*** Opening Information provided ***

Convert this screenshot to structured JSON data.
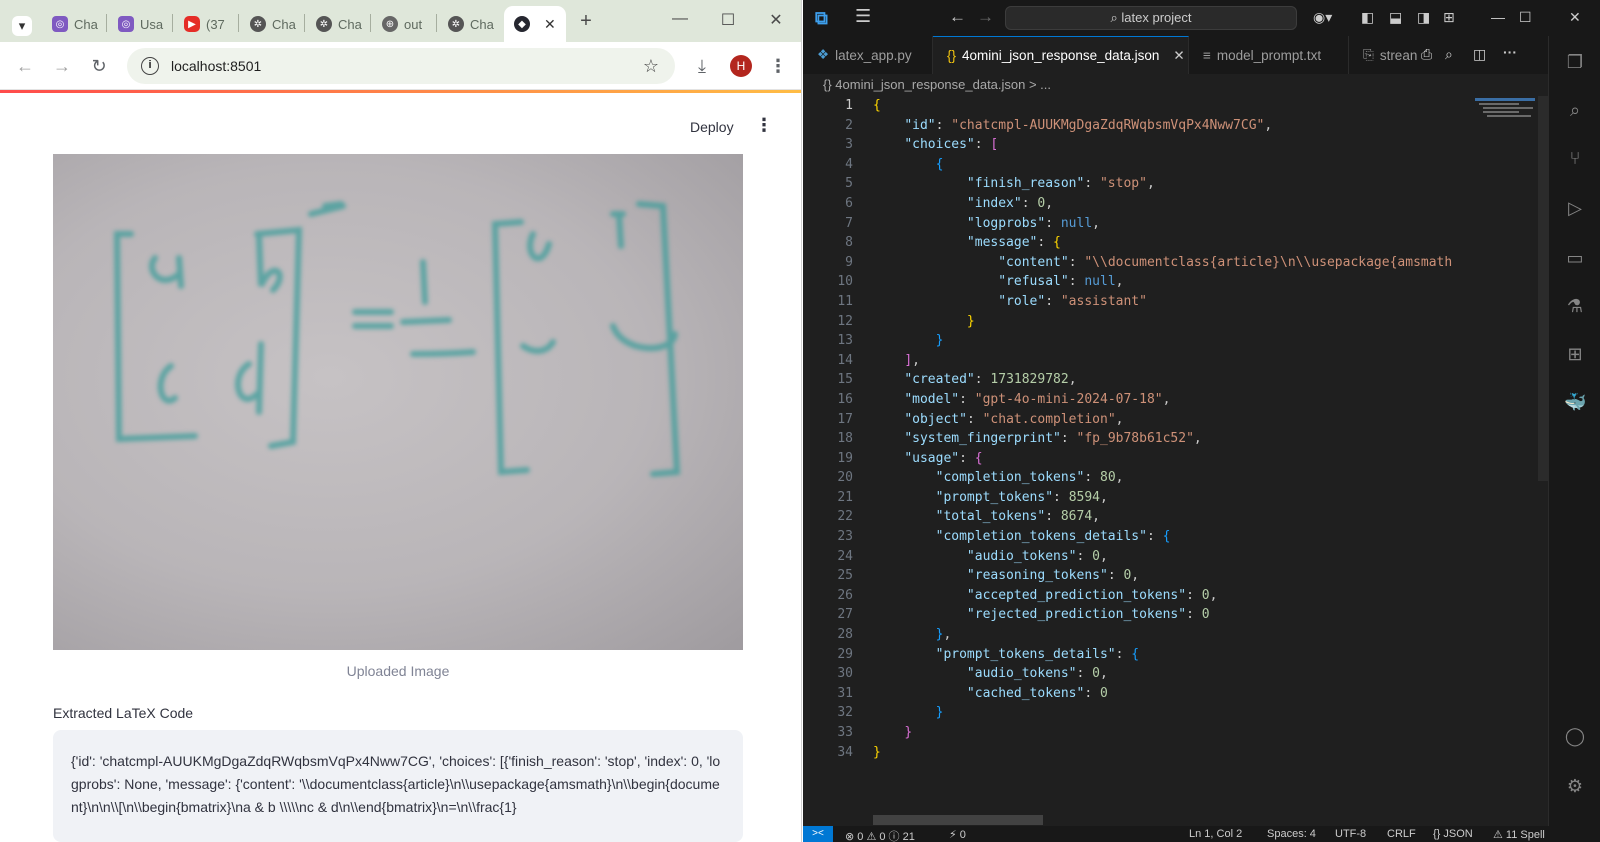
{
  "browser": {
    "tabs": [
      {
        "label": "Cha",
        "icon": "chatgpt-icon"
      },
      {
        "label": "Usa",
        "icon": "chatgpt-icon"
      },
      {
        "label": "(37",
        "icon": "youtube-icon"
      },
      {
        "label": "Cha",
        "icon": "openai-icon"
      },
      {
        "label": "Cha",
        "icon": "openai-icon"
      },
      {
        "label": "out",
        "icon": "globe-icon"
      },
      {
        "label": "Cha",
        "icon": "openai-icon"
      },
      {
        "label": "",
        "icon": "streamlit-icon",
        "active": true
      }
    ],
    "new_tab": "+",
    "url": "localhost:8501",
    "profile_initial": "H",
    "colors": {
      "tabstrip": "#dfe7da",
      "accent": "#ff4b4b",
      "avatar": "#b3261e"
    }
  },
  "app": {
    "deploy_label": "Deploy",
    "image_caption": "Uploaded Image",
    "latex_label": "Extracted LaTeX Code",
    "latex_code_text": "{'id': 'chatcmpl-AUUKMgDgaZdqRWqbsmVqPx4Nww7CG', 'choices': [{'finish_reason': 'stop', 'index': 0, 'logprobs': None, 'message': {'content': '\\\\documentclass{article}\\n\\\\usepackage{amsmath}\\n\\\\begin{document}\\n\\n\\\\[\\n\\\\begin{bmatrix}\\na & b \\\\\\\\\\nc & d\\n\\\\end{bmatrix}\\n=\\n\\\\frac{1}"
  },
  "vscode": {
    "search_text": "latex project",
    "tabs": [
      {
        "label": "latex_app.py",
        "icon": "python-icon"
      },
      {
        "label": "4omini_json_response_data.json",
        "icon": "json-icon",
        "active": true
      },
      {
        "label": "model_prompt.txt",
        "icon": "text-file-icon"
      },
      {
        "label": "strean",
        "icon": "preview-icon"
      }
    ],
    "breadcrumb": "{} 4omini_json_response_data.json > ...",
    "line_numbers": [
      "1",
      "2",
      "3",
      "4",
      "5",
      "6",
      "7",
      "8",
      "9",
      "10",
      "11",
      "12",
      "13",
      "14",
      "15",
      "16",
      "17",
      "18",
      "19",
      "20",
      "21",
      "22",
      "23",
      "24",
      "25",
      "26",
      "27",
      "28",
      "29",
      "30",
      "31",
      "32",
      "33",
      "34"
    ],
    "code": {
      "id": "\"chatcmpl-AUUKMgDgaZdqRWqbsmVqPx4Nww7CG\"",
      "finish_reason": "\"stop\"",
      "index": "0",
      "logprobs": "null",
      "content": "\"\\\\documentclass{article}\\n\\\\usepackage{amsmath",
      "refusal": "null",
      "role": "\"assistant\"",
      "created": "1731829782",
      "model": "\"gpt-4o-mini-2024-07-18\"",
      "object": "\"chat.completion\"",
      "system_fingerprint": "\"fp_9b78b61c52\"",
      "completion_tokens": "80",
      "prompt_tokens": "8594",
      "total_tokens": "8674",
      "audio_tokens": "0",
      "reasoning_tokens": "0",
      "accepted_prediction_tokens": "0",
      "rejected_prediction_tokens": "0",
      "audio_tokens_2": "0",
      "cached_tokens": "0"
    },
    "status": {
      "remote": "><",
      "problems": "⊗ 0 ⚠ 0 ⓘ 21",
      "ports": "⚡ 0",
      "position": "Ln 1, Col 2",
      "spaces": "Spaces: 4",
      "encoding": "UTF-8",
      "eol": "CRLF",
      "language": "{} JSON",
      "spell": "⚠ 11 Spell"
    },
    "colors": {
      "background": "#1f1f1f",
      "key": "#9cdcfe",
      "string": "#ce9178",
      "number": "#b5cea8",
      "keyword": "#569cd6",
      "status_accent": "#0078d4"
    }
  }
}
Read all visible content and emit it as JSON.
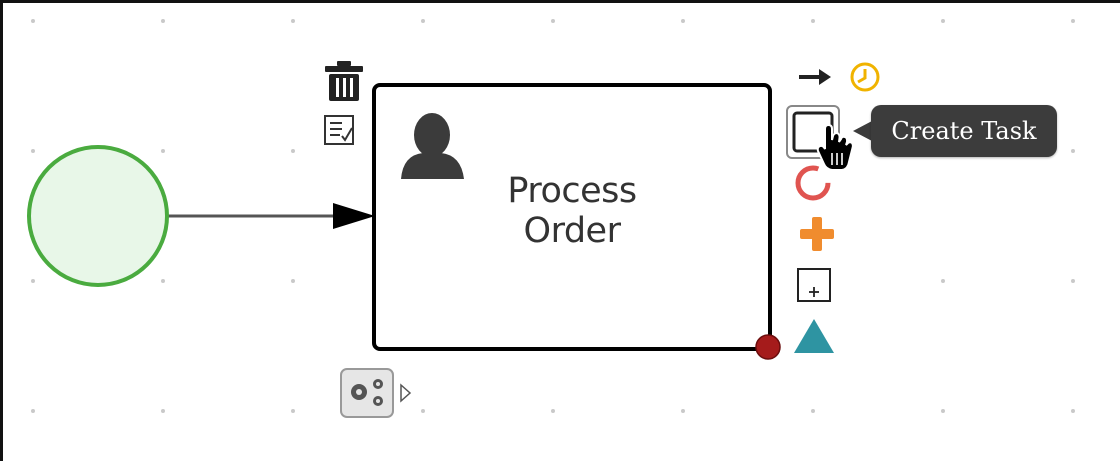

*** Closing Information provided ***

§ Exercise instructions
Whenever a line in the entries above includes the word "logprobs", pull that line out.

§ Answer box
    "latex_code_text": "{'id': 'chatcmpl-AUUKMgDgaZdqRWqbsmVqPx4Nww7CG', 'choices': [{'finish_reason': 'stop', 'index': 0, 'logprobs': None, 'message': {'content': '\\\\documentclass{article}\\n\\\\usepackage{amsmath}\\n\\\\begin{document}\\n\\n\\\\[\\n\\\\begin{bmatrix}\\na & b \\\\\\\\\\nc & d\\n\\\\end{bmatrix}\\n=\\n\\\\frac{1}"
      "logprobs": "null",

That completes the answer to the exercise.